:: TASK DETAILS ::
Set every record down again exactly. Do not carry over the pictures.

:: Records drawn from a dataset ::
#####

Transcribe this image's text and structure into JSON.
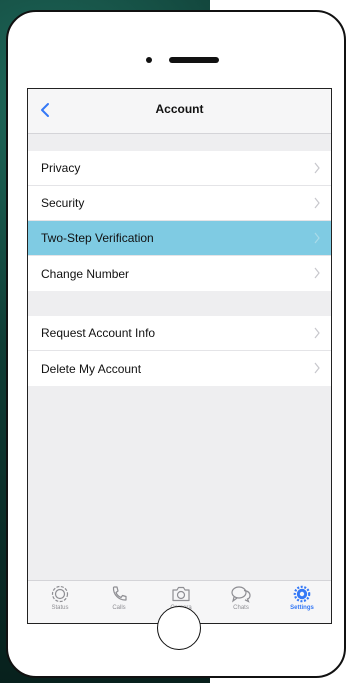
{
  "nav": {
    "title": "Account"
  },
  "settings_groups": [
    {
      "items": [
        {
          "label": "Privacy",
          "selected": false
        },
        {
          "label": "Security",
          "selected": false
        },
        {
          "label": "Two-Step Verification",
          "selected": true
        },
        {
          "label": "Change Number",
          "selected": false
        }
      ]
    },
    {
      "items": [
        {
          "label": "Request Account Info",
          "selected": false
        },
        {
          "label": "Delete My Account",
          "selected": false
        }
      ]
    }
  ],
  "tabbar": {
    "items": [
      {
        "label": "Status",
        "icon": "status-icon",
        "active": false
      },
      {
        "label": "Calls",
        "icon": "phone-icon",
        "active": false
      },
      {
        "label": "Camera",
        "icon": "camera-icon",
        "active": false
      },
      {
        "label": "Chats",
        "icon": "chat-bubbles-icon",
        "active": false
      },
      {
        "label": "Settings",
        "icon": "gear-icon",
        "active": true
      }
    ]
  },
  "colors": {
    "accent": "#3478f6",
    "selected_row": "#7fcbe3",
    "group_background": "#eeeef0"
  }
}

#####

:: REPLY ::
Transcribe this image's text and structure into JSON.
{
  "nav": {
    "title": "Account"
  },
  "settings_groups": [
    {
      "items": [
        {
          "label": "Privacy",
          "selected": false
        },
        {
          "label": "Security",
          "selected": false
        },
        {
          "label": "Two-Step Verification",
          "selected": true
        },
        {
          "label": "Change Number",
          "selected": false
        }
      ]
    },
    {
      "items": [
        {
          "label": "Request Account Info",
          "selected": false
        },
        {
          "label": "Delete My Account",
          "selected": false
        }
      ]
    }
  ],
  "tabbar": {
    "items": [
      {
        "label": "Status",
        "icon": "status-icon",
        "active": false
      },
      {
        "label": "Calls",
        "icon": "phone-icon",
        "active": false
      },
      {
        "label": "Camera",
        "icon": "camera-icon",
        "active": false
      },
      {
        "label": "Chats",
        "icon": "chat-bubbles-icon",
        "active": false
      },
      {
        "label": "Settings",
        "icon": "gear-icon",
        "active": true
      }
    ]
  },
  "colors": {
    "accent": "#3478f6",
    "selected_row": "#7fcbe3",
    "group_background": "#eeeef0"
  }
}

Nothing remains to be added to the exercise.